[Dataset content — start]

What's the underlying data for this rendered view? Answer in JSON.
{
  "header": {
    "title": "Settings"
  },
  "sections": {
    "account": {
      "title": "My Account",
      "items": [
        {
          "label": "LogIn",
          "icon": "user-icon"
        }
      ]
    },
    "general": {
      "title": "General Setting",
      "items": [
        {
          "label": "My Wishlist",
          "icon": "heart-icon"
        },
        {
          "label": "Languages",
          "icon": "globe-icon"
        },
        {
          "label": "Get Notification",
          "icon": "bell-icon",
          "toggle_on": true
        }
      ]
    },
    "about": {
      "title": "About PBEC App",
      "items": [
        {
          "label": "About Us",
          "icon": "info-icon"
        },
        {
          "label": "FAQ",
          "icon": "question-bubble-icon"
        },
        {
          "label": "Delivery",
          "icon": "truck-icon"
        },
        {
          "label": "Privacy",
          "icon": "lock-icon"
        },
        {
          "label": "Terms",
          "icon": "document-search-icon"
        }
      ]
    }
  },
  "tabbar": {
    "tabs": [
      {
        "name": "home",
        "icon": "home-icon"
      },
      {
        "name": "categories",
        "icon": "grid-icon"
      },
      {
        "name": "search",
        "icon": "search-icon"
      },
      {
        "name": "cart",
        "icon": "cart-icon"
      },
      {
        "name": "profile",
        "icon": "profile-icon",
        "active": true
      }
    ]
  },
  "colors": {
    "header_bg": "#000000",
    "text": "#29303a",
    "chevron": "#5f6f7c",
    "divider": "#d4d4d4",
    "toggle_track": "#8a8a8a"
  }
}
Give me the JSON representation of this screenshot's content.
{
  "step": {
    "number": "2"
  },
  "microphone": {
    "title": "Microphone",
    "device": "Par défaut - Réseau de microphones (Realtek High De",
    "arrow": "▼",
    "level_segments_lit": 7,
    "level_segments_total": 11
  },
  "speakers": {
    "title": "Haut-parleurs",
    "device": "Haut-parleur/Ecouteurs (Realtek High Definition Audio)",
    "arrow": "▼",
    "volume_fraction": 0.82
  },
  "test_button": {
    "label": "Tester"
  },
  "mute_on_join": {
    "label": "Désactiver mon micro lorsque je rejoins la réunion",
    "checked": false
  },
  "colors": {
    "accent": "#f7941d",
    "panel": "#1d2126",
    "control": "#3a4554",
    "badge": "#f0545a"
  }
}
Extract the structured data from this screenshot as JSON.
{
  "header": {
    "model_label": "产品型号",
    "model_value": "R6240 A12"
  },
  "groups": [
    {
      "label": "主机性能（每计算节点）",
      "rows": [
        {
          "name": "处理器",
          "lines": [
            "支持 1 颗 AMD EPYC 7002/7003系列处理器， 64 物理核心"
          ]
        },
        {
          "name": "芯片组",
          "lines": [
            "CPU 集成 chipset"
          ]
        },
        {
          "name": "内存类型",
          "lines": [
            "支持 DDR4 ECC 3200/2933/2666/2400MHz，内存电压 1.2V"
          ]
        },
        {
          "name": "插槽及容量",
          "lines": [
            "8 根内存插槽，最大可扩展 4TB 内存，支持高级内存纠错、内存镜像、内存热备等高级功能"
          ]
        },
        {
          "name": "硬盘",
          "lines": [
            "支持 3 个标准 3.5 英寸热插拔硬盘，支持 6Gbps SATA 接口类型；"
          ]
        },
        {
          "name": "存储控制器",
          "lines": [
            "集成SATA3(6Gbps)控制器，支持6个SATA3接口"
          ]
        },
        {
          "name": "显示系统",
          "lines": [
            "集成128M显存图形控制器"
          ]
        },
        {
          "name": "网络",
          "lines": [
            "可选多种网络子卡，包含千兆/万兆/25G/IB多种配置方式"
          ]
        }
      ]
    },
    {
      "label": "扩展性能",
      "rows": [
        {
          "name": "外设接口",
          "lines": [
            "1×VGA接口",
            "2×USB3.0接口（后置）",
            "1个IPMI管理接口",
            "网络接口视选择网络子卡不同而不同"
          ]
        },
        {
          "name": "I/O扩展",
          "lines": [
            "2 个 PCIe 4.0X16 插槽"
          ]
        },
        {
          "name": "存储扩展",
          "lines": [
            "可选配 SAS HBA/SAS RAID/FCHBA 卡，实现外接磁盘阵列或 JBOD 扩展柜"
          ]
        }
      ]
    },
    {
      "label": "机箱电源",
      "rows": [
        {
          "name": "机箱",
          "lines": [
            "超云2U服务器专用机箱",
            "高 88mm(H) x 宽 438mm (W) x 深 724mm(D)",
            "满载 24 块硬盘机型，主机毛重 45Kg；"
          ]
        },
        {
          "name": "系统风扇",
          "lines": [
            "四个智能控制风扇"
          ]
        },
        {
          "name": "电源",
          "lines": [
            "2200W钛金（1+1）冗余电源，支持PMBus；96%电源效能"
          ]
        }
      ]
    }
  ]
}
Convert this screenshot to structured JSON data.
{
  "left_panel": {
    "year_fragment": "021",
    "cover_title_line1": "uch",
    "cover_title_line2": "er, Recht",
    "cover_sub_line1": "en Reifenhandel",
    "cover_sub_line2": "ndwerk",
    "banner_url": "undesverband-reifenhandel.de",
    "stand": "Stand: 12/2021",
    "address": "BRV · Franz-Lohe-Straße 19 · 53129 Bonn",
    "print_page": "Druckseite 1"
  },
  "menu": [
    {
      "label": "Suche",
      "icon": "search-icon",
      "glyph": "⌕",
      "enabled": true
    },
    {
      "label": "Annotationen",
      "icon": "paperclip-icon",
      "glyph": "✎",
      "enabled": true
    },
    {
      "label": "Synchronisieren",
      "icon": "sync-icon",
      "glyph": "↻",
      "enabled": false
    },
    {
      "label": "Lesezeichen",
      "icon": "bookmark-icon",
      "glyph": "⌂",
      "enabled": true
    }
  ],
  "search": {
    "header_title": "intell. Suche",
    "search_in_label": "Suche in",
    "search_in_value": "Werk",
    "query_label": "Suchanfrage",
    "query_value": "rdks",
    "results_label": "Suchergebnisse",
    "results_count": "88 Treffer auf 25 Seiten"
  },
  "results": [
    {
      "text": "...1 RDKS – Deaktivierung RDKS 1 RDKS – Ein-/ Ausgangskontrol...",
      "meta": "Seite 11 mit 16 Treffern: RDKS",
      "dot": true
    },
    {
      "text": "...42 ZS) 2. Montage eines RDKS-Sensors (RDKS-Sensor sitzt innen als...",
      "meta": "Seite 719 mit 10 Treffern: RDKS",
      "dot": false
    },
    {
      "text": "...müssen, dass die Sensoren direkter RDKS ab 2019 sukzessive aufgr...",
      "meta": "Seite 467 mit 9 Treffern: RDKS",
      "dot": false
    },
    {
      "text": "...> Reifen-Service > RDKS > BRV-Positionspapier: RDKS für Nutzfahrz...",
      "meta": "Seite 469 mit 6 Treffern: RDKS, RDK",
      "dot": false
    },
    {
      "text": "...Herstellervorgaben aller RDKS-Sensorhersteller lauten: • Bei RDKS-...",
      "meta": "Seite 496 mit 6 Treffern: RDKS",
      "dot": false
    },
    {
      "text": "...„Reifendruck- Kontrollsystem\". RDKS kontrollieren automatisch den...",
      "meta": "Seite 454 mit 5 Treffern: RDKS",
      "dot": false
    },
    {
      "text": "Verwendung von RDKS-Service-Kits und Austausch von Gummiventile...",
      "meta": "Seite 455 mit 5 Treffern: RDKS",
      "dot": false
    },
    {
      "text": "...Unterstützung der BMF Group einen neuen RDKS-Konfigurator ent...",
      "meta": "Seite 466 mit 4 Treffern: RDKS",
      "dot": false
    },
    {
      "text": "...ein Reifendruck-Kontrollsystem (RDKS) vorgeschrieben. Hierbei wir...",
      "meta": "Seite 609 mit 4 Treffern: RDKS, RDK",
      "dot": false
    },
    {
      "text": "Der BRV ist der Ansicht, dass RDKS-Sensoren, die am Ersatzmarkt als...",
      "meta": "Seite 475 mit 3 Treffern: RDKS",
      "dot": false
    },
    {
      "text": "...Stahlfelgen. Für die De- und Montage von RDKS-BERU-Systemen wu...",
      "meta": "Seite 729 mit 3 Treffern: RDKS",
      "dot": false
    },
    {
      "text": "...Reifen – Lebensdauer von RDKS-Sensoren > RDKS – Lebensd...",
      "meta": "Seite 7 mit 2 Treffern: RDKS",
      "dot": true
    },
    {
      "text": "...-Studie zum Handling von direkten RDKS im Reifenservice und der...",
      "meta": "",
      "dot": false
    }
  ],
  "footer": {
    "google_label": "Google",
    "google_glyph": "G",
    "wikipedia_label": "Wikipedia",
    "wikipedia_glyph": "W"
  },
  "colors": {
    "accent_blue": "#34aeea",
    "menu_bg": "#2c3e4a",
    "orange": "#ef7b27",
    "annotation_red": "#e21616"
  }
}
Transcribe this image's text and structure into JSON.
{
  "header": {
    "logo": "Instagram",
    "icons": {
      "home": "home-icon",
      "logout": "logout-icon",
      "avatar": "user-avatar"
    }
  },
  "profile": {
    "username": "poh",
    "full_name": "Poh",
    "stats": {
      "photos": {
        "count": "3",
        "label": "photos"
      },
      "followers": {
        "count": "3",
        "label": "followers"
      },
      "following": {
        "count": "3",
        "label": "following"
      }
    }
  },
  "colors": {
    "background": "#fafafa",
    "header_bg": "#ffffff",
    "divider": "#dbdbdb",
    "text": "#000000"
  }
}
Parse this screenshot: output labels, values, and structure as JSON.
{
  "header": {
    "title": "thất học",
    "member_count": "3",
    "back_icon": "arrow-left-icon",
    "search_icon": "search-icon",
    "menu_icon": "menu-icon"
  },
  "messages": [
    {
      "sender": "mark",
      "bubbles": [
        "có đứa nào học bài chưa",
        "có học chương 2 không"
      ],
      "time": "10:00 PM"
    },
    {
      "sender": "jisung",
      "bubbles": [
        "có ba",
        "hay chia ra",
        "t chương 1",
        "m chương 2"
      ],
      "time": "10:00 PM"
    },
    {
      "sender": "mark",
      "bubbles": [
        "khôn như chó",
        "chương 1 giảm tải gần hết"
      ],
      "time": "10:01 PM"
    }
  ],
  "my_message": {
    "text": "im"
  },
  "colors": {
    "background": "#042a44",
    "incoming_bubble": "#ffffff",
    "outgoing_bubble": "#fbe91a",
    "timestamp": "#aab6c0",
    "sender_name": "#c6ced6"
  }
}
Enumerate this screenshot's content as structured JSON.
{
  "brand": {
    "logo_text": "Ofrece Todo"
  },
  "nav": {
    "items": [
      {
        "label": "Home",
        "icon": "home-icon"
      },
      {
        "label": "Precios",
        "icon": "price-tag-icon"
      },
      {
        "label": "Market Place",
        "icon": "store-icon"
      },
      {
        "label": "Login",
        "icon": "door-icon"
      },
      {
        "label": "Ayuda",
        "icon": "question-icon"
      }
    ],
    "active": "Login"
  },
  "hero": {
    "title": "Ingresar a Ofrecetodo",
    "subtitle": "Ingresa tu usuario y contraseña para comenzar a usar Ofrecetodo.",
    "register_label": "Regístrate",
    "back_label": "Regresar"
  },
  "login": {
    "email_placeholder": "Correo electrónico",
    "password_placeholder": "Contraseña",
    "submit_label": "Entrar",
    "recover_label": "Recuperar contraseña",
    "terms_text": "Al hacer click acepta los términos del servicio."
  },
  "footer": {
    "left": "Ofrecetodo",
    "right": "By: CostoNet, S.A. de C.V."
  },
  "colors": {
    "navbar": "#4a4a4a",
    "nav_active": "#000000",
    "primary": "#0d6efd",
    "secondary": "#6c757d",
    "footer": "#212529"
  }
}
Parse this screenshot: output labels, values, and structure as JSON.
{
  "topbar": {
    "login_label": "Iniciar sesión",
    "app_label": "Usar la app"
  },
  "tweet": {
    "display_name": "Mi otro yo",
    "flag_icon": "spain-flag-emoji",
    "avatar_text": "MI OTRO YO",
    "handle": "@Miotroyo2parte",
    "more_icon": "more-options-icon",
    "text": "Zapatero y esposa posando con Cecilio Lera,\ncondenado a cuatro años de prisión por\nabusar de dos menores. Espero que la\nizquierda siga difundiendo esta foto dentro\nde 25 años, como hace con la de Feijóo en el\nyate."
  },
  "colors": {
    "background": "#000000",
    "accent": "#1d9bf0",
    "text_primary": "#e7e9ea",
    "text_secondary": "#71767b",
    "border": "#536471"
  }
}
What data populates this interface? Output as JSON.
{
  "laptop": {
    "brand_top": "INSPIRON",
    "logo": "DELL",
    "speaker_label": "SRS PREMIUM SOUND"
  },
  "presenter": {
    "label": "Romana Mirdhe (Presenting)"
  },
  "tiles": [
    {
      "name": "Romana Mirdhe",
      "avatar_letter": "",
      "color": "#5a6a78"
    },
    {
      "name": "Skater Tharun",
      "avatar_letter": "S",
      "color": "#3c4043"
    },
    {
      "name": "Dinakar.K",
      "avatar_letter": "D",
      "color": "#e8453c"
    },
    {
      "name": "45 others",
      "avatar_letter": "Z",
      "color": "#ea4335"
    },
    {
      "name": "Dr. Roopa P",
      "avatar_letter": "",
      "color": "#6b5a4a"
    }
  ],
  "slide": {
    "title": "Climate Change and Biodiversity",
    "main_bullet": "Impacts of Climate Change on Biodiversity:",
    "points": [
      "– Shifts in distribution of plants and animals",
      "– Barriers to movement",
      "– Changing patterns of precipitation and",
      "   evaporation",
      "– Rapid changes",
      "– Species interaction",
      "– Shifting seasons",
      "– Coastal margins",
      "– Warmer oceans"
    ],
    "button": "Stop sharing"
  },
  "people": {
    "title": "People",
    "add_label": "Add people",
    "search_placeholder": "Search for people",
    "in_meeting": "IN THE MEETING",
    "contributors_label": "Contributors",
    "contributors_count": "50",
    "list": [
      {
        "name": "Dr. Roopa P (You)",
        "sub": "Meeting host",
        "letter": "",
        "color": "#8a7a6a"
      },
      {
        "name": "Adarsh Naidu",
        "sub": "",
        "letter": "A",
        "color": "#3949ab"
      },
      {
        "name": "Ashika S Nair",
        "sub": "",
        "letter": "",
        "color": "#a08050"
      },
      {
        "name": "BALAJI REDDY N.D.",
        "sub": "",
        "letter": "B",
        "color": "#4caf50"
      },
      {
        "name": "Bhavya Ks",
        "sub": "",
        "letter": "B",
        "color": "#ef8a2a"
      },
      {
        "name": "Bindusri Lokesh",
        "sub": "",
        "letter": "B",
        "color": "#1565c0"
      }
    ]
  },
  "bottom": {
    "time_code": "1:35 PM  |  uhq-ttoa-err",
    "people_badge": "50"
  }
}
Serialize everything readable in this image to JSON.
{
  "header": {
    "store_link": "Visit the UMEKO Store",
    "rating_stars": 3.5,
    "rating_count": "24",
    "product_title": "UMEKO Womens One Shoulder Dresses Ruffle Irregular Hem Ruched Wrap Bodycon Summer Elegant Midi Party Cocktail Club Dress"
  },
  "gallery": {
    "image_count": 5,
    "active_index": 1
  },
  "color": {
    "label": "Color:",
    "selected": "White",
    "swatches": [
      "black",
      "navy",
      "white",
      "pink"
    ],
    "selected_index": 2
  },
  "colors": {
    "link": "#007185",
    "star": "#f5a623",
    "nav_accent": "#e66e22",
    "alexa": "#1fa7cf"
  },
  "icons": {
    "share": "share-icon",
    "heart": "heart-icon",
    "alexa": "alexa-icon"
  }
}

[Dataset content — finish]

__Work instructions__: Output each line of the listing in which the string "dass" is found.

__Result__:
      "text": "...müssen, dass die Sensoren direkter RDKS ab 2019 sukzessive aufgr...",
      "text": "Der BRV ist der Ansicht, dass RDKS-Sensoren, die am Ersatzmarkt als...",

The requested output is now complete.